=== ACTIVITY ===
Search the records below for the string "initials" and copy each line where it turns up.

INPUT DATA START

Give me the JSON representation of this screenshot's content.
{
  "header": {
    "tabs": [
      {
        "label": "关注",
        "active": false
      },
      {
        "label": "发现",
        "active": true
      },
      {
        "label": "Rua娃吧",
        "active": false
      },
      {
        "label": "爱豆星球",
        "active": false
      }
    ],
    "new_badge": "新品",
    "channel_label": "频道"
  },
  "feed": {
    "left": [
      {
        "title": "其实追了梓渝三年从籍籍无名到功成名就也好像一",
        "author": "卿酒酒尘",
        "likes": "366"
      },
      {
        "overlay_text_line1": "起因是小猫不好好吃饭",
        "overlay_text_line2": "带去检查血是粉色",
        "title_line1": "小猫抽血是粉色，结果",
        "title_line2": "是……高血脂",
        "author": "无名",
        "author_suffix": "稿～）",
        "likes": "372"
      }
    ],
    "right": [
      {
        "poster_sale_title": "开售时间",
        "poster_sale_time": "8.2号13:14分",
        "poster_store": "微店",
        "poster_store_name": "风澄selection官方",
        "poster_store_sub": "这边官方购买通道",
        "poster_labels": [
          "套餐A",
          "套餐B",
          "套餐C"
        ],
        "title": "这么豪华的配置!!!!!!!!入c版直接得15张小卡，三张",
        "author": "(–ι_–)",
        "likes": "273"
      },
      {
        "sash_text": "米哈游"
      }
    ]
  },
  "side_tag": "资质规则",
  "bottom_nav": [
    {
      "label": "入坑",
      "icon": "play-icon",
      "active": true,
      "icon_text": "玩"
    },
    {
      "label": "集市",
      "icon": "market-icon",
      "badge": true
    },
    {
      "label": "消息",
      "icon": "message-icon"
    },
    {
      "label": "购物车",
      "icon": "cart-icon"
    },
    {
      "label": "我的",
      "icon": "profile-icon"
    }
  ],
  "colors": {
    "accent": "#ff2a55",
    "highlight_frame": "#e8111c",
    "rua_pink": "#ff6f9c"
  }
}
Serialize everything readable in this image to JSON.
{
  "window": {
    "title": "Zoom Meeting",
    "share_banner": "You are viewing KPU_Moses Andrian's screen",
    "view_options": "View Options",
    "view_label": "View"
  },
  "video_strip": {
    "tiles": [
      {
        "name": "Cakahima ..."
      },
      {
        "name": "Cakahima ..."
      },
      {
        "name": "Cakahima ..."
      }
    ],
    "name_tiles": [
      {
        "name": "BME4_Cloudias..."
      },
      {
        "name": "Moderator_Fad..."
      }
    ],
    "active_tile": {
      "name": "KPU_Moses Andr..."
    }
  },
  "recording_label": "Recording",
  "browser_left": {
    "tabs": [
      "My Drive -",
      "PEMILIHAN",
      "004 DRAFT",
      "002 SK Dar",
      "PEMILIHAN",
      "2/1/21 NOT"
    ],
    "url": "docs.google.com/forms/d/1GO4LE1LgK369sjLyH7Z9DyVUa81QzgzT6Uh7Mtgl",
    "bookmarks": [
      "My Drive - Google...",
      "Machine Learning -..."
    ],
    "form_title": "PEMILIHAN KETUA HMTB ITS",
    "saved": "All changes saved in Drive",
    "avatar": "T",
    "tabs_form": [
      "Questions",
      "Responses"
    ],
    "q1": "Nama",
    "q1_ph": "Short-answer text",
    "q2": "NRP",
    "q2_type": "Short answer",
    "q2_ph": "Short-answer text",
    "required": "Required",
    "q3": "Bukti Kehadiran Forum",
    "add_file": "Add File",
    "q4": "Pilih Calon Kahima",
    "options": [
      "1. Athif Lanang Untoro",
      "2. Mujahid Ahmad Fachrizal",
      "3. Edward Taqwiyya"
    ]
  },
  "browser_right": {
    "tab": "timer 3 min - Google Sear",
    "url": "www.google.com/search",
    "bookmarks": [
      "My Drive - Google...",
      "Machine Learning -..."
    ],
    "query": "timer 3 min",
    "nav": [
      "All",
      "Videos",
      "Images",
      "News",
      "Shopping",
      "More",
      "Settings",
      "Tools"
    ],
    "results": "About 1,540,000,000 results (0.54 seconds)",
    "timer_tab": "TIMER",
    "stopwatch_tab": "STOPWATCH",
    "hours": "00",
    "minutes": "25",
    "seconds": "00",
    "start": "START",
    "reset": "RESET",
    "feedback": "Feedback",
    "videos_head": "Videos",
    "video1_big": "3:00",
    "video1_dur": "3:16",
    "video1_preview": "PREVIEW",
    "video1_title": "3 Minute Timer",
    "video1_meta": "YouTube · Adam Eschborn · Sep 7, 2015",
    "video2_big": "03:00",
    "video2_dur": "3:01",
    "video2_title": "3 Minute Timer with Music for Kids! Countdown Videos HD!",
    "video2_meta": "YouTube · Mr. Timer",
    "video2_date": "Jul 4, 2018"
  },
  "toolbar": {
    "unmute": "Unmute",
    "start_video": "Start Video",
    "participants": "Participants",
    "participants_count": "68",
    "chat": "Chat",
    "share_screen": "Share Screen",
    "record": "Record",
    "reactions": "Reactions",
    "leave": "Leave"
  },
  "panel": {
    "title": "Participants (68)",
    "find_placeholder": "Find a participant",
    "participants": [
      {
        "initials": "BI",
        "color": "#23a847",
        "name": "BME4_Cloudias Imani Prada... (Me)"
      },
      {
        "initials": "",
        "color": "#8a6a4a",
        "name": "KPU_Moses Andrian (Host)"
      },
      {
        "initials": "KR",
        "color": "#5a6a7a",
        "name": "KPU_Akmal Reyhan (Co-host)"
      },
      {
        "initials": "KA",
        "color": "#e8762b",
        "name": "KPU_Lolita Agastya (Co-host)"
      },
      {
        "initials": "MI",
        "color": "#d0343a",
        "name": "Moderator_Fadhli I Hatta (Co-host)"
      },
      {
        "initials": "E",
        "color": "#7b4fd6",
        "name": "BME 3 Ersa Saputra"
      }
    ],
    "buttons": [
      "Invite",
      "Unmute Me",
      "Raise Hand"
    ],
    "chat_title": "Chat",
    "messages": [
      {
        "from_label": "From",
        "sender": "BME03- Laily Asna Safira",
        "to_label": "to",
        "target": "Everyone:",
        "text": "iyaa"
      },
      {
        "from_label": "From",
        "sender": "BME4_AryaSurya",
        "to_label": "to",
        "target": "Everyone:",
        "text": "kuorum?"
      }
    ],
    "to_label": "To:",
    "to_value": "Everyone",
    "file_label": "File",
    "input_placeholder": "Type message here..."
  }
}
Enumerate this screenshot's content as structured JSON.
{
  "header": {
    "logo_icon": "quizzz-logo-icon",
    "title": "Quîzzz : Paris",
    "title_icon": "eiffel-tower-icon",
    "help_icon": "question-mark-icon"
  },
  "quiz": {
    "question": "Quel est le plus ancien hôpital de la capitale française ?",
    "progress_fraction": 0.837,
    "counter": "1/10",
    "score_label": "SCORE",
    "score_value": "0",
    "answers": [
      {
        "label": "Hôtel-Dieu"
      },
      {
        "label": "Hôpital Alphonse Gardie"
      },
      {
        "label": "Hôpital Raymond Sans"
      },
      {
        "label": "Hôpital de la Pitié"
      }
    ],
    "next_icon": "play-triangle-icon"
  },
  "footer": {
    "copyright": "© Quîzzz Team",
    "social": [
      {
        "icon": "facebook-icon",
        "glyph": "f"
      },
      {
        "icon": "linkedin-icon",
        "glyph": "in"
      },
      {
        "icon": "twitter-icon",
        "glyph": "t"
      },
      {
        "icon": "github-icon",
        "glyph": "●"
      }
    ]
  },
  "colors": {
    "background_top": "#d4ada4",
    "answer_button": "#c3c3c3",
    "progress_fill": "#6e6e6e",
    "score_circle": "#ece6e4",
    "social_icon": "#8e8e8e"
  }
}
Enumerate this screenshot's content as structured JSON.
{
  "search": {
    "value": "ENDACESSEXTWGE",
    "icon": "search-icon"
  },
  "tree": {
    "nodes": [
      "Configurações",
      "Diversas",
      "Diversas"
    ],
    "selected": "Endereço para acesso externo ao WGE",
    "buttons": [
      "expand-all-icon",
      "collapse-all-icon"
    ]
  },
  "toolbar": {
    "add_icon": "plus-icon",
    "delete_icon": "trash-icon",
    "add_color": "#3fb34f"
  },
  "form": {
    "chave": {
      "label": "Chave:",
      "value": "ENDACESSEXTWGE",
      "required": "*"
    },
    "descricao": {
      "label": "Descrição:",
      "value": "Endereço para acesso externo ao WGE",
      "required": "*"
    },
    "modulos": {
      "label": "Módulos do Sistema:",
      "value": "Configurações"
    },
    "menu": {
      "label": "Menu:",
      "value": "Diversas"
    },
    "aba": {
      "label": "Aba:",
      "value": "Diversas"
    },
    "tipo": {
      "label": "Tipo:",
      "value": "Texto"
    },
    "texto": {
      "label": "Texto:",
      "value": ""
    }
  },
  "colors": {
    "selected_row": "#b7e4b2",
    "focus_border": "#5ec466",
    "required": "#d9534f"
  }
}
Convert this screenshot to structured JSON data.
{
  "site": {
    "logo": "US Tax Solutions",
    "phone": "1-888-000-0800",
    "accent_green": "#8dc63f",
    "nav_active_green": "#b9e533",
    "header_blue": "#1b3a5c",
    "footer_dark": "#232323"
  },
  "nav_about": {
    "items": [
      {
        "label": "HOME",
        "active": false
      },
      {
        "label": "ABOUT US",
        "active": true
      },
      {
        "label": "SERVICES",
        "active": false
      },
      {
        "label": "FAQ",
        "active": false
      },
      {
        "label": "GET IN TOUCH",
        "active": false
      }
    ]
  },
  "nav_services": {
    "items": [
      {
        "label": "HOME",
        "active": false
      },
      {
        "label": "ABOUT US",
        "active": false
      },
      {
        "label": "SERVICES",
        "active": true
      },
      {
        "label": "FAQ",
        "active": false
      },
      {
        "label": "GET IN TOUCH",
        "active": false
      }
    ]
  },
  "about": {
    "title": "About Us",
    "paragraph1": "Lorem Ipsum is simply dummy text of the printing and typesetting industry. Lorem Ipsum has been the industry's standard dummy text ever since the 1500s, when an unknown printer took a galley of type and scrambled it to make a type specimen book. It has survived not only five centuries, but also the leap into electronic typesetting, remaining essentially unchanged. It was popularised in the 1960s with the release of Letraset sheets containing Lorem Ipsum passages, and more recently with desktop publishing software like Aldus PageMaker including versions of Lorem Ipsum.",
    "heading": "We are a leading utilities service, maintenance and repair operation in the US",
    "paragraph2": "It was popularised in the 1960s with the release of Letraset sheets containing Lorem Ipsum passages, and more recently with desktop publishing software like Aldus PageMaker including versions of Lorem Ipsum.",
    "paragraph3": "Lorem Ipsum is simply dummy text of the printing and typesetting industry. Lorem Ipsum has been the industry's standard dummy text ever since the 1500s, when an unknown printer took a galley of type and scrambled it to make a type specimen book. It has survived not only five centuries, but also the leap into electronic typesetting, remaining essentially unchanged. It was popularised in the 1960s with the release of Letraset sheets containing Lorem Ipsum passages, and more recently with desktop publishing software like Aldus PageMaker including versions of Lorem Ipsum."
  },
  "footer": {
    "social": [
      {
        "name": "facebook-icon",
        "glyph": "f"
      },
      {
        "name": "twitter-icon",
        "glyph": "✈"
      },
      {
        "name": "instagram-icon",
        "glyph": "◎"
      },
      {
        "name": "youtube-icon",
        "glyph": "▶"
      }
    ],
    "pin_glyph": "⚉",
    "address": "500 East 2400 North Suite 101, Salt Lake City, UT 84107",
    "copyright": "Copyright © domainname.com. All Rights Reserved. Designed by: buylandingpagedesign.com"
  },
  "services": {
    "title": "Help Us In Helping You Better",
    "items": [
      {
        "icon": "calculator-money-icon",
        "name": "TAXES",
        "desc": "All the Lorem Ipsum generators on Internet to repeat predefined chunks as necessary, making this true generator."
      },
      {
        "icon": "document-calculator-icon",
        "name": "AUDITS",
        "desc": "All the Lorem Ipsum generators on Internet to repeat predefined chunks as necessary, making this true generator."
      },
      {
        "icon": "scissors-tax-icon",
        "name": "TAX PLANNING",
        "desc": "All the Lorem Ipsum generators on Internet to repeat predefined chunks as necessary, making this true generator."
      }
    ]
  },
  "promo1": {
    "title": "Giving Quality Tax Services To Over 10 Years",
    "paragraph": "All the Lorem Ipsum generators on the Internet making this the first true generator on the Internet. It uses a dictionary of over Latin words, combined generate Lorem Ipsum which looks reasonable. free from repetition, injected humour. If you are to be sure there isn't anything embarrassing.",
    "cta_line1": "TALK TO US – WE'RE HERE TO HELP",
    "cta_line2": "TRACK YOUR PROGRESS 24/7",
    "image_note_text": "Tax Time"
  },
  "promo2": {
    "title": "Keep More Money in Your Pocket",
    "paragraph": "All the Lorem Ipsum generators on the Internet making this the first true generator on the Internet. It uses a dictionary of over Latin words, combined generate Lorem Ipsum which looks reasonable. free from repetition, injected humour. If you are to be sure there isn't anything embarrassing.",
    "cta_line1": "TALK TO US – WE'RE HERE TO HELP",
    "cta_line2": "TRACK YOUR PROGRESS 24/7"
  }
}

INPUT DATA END

=== TASK OUTPUT ===
        "initials": "BI",
        "initials": "",
        "initials": "KR",
        "initials": "KA",
        "initials": "MI",
        "initials": "E",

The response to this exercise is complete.